▶ [The problem]: Return only those lines of the listing that hold the word "content".

▶ [Supplied information]:
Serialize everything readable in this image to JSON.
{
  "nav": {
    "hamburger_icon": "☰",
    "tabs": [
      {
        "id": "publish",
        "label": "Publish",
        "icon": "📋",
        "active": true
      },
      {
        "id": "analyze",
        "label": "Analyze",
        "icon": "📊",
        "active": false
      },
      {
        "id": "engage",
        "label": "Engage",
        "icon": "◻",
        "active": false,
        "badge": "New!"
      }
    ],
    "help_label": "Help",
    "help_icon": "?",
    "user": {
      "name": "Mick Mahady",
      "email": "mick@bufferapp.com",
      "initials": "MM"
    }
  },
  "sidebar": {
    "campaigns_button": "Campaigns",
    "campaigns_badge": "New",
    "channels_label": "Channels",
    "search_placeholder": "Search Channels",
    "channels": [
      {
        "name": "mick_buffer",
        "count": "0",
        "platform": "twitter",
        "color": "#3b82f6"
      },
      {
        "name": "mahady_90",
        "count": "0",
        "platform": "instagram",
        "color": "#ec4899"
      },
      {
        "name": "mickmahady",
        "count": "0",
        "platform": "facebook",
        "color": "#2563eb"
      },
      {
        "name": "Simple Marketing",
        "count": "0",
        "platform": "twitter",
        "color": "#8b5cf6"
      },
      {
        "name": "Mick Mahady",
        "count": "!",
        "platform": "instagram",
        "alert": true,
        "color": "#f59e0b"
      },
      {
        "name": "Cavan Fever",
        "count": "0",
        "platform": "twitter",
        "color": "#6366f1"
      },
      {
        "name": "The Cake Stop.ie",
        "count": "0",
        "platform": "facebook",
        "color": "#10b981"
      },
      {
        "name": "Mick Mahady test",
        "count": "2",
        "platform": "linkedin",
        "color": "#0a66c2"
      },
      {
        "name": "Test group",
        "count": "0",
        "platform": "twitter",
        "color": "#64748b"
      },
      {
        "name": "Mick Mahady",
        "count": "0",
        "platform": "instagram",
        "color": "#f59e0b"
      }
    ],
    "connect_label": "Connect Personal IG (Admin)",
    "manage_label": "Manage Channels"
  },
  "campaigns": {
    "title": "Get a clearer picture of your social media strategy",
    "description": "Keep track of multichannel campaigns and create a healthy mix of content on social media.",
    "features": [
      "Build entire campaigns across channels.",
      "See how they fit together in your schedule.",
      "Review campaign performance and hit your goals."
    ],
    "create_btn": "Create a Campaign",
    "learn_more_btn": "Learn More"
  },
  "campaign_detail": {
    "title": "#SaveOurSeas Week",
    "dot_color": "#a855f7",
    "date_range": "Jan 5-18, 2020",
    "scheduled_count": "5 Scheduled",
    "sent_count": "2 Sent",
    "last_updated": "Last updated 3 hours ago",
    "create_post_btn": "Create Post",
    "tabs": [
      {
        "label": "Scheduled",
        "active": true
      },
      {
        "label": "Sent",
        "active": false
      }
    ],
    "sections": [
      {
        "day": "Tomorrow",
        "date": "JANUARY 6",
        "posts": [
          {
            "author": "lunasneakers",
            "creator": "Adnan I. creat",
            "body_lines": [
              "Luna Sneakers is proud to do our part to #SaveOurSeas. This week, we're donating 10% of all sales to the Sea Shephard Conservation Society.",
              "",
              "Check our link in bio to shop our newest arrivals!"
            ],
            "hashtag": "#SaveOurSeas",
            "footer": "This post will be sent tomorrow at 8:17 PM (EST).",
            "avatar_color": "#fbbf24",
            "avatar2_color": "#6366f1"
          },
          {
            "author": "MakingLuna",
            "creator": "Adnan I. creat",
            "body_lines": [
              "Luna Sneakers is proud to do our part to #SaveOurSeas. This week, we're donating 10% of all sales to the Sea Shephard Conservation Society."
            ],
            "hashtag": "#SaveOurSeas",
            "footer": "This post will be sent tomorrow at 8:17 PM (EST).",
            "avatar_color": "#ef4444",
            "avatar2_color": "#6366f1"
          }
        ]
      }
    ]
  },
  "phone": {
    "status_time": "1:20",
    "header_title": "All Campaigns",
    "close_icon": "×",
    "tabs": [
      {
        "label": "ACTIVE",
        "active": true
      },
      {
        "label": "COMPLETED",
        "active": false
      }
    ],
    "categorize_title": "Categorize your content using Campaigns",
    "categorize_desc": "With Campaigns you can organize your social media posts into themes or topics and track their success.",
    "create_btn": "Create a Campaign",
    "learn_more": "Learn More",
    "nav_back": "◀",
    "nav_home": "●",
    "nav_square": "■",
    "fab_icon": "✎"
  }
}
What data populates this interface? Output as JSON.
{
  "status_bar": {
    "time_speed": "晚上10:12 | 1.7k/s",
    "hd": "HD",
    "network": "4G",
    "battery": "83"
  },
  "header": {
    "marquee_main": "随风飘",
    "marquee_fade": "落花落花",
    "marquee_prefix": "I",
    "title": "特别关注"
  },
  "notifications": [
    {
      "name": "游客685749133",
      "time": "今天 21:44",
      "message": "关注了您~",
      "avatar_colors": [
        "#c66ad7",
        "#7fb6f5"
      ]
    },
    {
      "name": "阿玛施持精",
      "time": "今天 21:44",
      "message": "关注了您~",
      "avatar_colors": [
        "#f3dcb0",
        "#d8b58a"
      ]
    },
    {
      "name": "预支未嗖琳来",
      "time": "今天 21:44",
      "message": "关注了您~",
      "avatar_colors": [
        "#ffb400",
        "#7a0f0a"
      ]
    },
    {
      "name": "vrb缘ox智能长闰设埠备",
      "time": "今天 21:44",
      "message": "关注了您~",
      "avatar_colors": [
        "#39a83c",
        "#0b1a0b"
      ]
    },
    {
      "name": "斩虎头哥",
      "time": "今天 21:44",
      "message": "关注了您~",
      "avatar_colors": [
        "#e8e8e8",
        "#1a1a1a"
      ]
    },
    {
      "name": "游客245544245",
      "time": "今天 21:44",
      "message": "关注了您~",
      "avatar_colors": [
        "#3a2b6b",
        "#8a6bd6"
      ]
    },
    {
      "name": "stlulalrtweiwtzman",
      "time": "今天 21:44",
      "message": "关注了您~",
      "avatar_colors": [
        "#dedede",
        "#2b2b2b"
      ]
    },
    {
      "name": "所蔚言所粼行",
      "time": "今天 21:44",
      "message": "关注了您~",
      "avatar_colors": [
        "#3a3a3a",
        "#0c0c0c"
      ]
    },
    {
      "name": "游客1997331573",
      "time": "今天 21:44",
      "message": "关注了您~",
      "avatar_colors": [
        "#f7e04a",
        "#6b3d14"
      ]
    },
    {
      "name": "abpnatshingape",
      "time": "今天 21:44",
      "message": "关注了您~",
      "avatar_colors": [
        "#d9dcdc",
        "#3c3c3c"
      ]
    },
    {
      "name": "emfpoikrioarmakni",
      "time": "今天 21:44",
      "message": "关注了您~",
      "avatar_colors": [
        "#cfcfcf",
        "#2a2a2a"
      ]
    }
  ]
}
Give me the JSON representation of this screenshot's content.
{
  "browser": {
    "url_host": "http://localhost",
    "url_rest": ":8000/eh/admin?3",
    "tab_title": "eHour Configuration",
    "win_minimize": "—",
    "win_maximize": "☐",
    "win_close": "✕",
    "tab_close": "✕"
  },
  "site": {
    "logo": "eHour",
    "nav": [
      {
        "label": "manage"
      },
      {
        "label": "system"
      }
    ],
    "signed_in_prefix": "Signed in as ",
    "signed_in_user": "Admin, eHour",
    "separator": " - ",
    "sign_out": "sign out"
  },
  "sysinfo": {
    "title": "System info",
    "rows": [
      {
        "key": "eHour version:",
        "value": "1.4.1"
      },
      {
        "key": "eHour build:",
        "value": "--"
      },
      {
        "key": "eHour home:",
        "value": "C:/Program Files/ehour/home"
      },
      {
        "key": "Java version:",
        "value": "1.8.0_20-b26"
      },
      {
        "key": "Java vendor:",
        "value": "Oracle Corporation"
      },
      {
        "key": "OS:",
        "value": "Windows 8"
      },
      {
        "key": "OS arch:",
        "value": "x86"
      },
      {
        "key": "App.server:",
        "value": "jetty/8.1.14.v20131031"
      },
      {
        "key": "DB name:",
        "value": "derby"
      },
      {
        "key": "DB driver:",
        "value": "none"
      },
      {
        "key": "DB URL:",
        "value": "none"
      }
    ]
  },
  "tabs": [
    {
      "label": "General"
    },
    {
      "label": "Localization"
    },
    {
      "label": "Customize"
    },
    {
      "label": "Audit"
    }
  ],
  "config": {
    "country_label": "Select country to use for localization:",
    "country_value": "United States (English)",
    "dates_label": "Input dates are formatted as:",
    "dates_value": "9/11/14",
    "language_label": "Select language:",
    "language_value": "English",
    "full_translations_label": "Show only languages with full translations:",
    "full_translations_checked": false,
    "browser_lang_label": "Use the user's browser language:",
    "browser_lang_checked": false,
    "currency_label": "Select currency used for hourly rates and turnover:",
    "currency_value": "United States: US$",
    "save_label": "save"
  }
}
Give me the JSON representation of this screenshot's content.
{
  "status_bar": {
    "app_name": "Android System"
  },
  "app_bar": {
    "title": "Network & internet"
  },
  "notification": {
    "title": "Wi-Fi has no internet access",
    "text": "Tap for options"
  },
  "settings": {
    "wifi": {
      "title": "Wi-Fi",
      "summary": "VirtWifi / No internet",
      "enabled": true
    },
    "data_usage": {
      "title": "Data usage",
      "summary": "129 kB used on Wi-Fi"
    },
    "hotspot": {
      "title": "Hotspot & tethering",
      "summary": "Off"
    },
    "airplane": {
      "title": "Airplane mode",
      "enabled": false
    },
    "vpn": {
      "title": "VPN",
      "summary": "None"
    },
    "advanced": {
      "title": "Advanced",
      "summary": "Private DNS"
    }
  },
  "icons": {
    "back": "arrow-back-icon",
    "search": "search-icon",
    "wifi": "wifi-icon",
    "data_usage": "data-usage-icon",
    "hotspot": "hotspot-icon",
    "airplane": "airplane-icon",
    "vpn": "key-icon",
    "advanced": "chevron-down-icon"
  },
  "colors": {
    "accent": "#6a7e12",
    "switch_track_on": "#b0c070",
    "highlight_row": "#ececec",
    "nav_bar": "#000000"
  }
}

▶ [Written reply]:
    "description": "Keep track of multichannel campaigns and create a healthy mix of content on social media.",
    "categorize_title": "Categorize your content using Campaigns",
Give me the JSON representation of this screenshot's content.
Give me the JSON representation of this screenshot's content.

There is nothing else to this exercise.